Again, it's image – and the non-hunter who hears the story angrily recounted later, is going to come away with a negative impression of all hunters. Given some of the people I see afield each deer/elk combined season here in Colorado, sometimes I wonder if they're justified.
Another example – an almost weekly event here in the Denver area are the massive gun and hunting equipment shows put on by several promoters. In almost every show, T-shirt vendors are present to peddle a variety of slogans in this modern walking billboard format – some of them are funny, some thought provoking, some just stupid.
A year or so back, I was at one of the larger Denver shows, looking to pick up a box of .338 Barnes X-bullets, and some other odds and ends, but mostly just enjoying the show. One of the T-shirt vendors was operating, as usual, on a three-table spread.
In front of me, a boy of perhaps 18 was shepherding his equally young girlfriend through the show. When the two, holding hands, stopped at the T-shirt vendor's table, her eyes went immediately to a shirt with a picture of a kitten, in the center of a riflescope recticle – and the legend, "I Love Cats – Dead Ones!" The look of horror and shock on this young girls' face spoke volumes.
Given the short-lived nature of teenaged relationships, it's more than likely this girl won't end up long-term with a responsible hunter of shooter; and when a ballot initiative regarding guns or hunting comes up, she'll remember that T-shirt. "Hunters? What a bunch of jerks" she'll most likely say to her friends, and she'll vote against us.
This sort of thing is stupid, stupid beyond description. This isn't the 1800's anymore. It's the Age of Perception, the Age of the Sound Byte, the Age of Media. What we seem to be, is in many ways more important than what we actually are. It's time we started to think about that. More importantly, it's time we started acting on that.
We can't afford to be seen as careless, thoughtless, or unlawful. We can't afford to make a negative impression in the minds of even one non-hunter. What, then, should we do to further the public's perception of us as respectable, responsible sportsmen and women?
Put your beer inside the tent or trailer. Park your ATV and walk into the backcountry. Exercise just a little discretion in your choice of T-shirts. Don't be stupid.
Picture yourself and your actions as a non-hunter would.

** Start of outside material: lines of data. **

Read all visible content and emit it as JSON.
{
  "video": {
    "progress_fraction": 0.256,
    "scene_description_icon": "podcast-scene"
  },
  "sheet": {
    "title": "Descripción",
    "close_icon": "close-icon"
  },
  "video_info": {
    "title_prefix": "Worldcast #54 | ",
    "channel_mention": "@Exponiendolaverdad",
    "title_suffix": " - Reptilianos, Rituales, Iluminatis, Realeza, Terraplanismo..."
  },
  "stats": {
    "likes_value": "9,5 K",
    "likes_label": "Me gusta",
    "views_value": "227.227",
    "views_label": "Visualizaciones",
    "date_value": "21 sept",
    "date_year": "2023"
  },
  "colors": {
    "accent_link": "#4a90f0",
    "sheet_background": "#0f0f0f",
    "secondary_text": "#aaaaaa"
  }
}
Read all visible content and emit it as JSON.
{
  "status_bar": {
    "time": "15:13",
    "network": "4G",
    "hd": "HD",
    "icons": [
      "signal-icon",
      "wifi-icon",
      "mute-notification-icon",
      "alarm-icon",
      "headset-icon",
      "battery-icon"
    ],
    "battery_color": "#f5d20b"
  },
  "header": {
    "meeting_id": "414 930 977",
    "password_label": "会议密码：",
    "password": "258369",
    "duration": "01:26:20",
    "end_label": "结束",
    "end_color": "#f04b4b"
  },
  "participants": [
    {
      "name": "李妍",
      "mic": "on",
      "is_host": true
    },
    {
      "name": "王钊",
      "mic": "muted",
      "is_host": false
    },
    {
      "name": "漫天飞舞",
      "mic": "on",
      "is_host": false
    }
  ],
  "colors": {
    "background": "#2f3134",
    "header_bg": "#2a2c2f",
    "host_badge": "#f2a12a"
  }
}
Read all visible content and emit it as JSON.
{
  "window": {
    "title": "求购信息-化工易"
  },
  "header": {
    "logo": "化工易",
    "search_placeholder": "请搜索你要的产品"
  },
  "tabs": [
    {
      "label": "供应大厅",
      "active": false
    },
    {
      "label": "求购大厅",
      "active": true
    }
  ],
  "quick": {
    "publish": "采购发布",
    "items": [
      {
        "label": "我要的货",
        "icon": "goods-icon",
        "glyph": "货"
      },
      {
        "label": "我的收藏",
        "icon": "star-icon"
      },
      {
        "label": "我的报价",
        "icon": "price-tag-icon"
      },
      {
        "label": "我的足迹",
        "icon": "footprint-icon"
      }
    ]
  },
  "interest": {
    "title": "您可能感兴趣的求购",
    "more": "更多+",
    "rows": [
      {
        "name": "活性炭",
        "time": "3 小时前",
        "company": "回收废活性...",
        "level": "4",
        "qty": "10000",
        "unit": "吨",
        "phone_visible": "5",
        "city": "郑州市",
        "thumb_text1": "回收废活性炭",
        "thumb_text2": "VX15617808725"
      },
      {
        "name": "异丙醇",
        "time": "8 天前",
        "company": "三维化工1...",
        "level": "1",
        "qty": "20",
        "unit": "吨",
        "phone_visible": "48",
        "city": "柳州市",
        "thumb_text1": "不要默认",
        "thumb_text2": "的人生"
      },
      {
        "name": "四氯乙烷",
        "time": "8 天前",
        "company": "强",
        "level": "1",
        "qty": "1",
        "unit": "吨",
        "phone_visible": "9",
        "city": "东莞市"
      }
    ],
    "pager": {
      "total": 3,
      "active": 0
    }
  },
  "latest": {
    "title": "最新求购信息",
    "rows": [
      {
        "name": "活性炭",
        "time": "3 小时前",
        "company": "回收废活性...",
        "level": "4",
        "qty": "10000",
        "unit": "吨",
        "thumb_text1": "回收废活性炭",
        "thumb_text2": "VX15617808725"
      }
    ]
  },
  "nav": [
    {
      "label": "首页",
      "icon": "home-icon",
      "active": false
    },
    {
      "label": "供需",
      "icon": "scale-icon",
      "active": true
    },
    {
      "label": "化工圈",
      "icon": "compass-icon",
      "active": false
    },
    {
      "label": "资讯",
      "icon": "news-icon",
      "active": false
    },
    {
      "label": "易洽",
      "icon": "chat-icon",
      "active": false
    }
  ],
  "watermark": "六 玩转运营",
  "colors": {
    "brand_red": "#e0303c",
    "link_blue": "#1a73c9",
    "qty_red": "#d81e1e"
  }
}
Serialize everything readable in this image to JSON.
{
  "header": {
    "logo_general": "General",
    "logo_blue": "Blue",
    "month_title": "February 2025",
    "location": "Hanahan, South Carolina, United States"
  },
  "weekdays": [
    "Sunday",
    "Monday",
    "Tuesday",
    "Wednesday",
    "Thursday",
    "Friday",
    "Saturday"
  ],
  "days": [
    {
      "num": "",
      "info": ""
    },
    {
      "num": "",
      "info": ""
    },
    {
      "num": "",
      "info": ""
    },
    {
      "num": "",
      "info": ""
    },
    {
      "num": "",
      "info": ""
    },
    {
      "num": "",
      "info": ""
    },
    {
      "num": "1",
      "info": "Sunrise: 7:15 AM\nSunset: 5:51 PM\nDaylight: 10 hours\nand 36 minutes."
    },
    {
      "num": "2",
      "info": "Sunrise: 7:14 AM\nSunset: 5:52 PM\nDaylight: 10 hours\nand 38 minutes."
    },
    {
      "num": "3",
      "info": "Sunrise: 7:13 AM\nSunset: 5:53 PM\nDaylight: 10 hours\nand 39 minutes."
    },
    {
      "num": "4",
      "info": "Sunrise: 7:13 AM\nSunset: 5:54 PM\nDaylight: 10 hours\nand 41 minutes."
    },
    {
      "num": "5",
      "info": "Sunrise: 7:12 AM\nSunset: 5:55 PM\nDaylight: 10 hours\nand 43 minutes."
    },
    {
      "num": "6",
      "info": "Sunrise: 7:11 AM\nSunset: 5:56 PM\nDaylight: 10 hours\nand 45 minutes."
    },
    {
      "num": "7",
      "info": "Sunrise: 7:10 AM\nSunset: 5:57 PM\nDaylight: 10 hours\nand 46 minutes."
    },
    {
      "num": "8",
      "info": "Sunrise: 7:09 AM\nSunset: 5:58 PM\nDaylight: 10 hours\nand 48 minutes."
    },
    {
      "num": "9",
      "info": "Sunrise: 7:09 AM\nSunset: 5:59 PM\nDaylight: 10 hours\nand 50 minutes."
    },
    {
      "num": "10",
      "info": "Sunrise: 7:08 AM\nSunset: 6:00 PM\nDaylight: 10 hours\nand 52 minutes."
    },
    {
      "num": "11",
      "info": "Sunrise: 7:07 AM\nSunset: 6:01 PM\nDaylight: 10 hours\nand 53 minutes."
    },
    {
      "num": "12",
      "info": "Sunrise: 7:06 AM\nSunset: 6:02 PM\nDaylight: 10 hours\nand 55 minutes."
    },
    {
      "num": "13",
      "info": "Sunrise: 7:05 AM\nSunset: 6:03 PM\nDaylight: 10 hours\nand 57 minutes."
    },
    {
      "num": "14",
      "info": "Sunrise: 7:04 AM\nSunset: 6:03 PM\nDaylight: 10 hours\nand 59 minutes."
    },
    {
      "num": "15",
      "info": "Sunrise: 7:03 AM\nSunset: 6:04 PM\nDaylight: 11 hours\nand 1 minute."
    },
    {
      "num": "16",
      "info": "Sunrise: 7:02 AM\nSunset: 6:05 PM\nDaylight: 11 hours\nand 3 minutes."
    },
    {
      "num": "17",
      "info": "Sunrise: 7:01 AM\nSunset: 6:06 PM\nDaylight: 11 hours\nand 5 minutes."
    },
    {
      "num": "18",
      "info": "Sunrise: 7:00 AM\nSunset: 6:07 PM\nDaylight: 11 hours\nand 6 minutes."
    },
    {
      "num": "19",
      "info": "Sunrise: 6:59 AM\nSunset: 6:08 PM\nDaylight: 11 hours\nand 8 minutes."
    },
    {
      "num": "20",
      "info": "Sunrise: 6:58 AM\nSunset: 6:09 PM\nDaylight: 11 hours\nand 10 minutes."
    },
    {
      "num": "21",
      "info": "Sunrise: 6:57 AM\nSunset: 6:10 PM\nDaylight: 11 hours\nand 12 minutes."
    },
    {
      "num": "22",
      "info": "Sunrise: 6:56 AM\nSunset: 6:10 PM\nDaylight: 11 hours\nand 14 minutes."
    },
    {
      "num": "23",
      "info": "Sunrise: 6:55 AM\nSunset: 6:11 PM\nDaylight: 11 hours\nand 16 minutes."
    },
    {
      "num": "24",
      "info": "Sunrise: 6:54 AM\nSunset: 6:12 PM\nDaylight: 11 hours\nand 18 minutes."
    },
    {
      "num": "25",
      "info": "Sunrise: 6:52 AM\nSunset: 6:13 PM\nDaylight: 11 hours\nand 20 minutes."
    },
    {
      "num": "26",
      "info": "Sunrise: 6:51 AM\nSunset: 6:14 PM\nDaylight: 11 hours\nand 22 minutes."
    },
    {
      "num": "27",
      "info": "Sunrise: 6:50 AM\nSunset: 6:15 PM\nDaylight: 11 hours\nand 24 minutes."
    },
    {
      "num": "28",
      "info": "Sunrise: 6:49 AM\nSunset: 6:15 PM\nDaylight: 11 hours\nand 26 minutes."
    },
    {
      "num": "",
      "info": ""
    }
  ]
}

They, not we, are in the majority – they, not we, will decide the future of hunting in this country. We can't afford to even appear irresponsible.Remember this in your next trip afield.